There was a particular incident where a woman approached me seeking advice on how to prepare bean cakes for her family. I politely declined, suggesting instead that if her family desired bean cakes, they should purchase them from me. Surprisingly, this led to her verbally attacking me, accusing me of arrogance for selling bean cakes despite being a university graduate. To my surprise, it was my customers who defended me that day, even going as far as to want to beat her. I had to intervene to prevent that. Despite this experience, I firmly believe that no matter what profession one chooses, there will always be those who criticise. It seems that mockery is simply a part of human nature.

What was your wife’s response when you decided to start the bean cake business?

Her response was incredibly supportive. At the time, she was caring for our first child, and I felt that starting this business was the best way to provide for them. If I hadn’t started the business back then, my family might have faced hardship. Without my wife’s support, I would have been left without a partner. She has been instrumental in the success of our business, and I am grateful for her dedication.

What are some common misconceptions about operating a food business?

One prevalent misconception is the belief that the food business is primarily for women. However, if you look at major kitchens across the country, you’ll find that many are run by men. Cooking, often seen as a talent when done by men, is a skill that anyone can master. Additionally, maintaining a professional appearance is crucial, even when selling food by the roadside, as it helps attract customers.

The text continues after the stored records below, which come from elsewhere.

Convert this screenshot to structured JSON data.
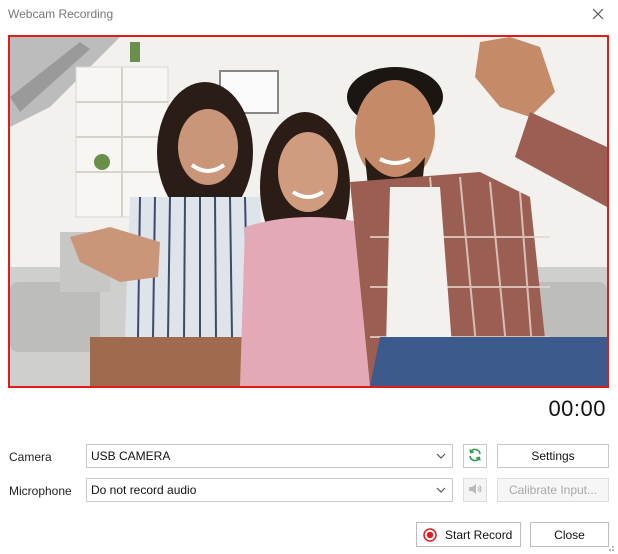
{
  "window": {
    "title": "Webcam Recording"
  },
  "preview": {
    "border_color": "#e01b1b"
  },
  "timer": "00:00",
  "camera": {
    "label": "Camera",
    "selected": "USB CAMERA",
    "settings_label": "Settings"
  },
  "microphone": {
    "label": "Microphone",
    "selected": "Do not record audio",
    "calibrate_label": "Calibrate Input..."
  },
  "actions": {
    "start_record_label": "Start Record",
    "close_label": "Close"
  },
  "colors": {
    "accent_red": "#e01b1b",
    "refresh_green": "#2e9e4a"
  },
  "icons": [
    "close-icon",
    "chevron-down-icon",
    "refresh-icon",
    "speaker-icon",
    "record-icon",
    "resize-grip-icon"
  ]
}
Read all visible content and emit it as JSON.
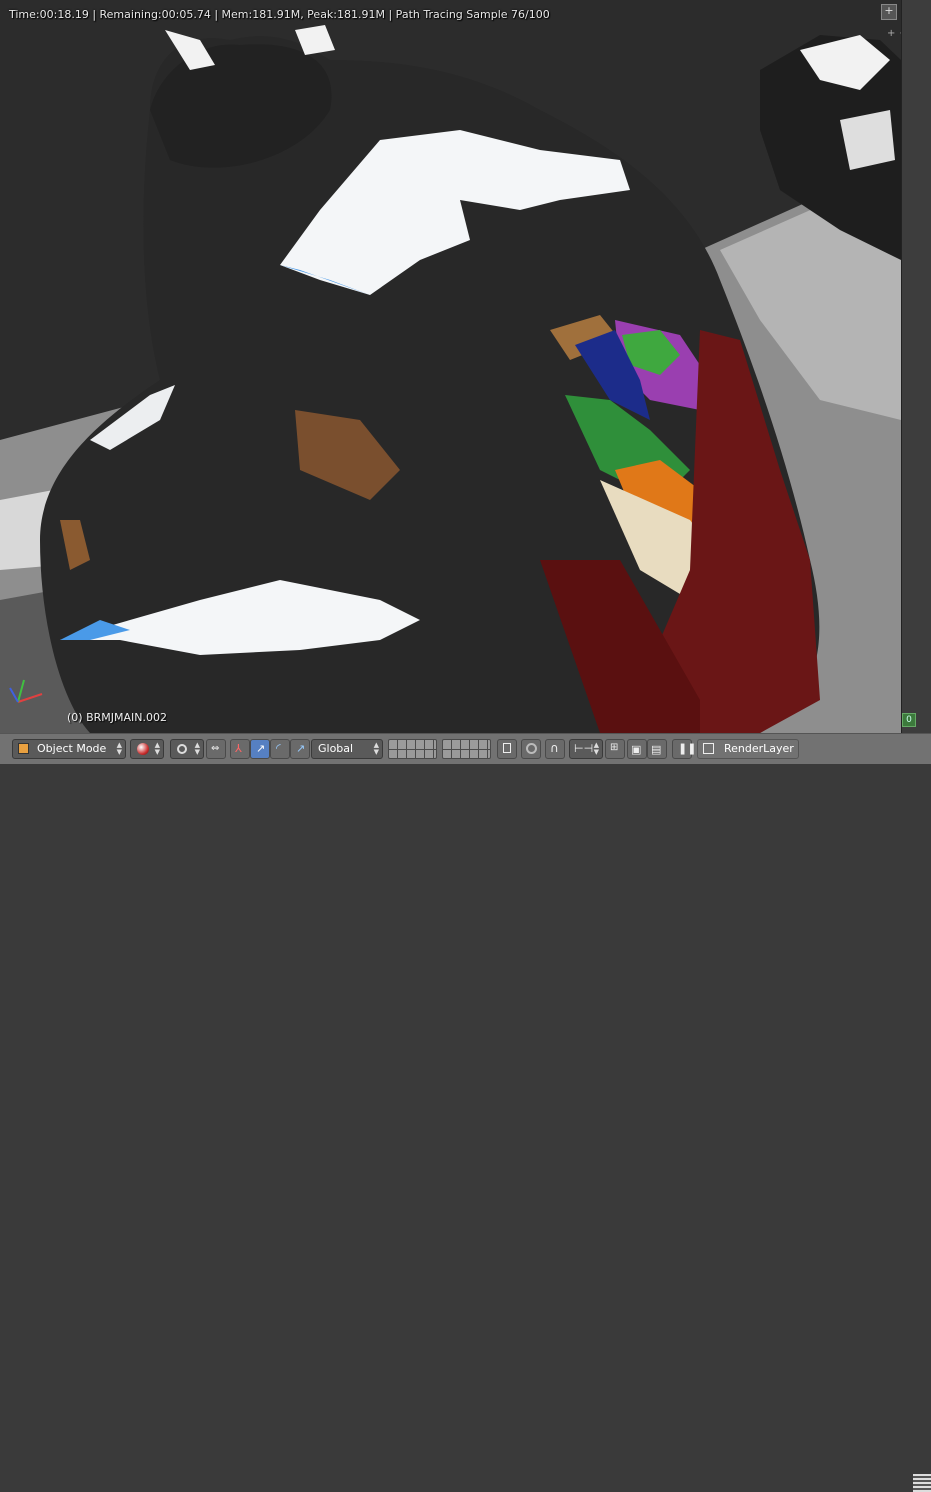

How do you manage the demands of your business alongside other responsibilities?

I maintain a clear distinction between business and personal commitments. For instance, I prioritise my religious obligations and refrain from selling bean cakes on Sundays. This helps me strike a balance between work and personal life, ensuring that both aspects receive the attention they deserve.

Have you encountered any competition within your locality?

Certainly, there is competition, but my approach sets me apart, particularly as a young entrepreneur. I differentiate myself through unique packaging, delivery services, and active promotion on social media. Despite having higher prices compared to my competitors, my offerings justify the cost. This ensures that my business doesn’t directly impact theirs, as customers who prioritise affordability can opt for competitors, while those seeking higher quality and premium features choose my products.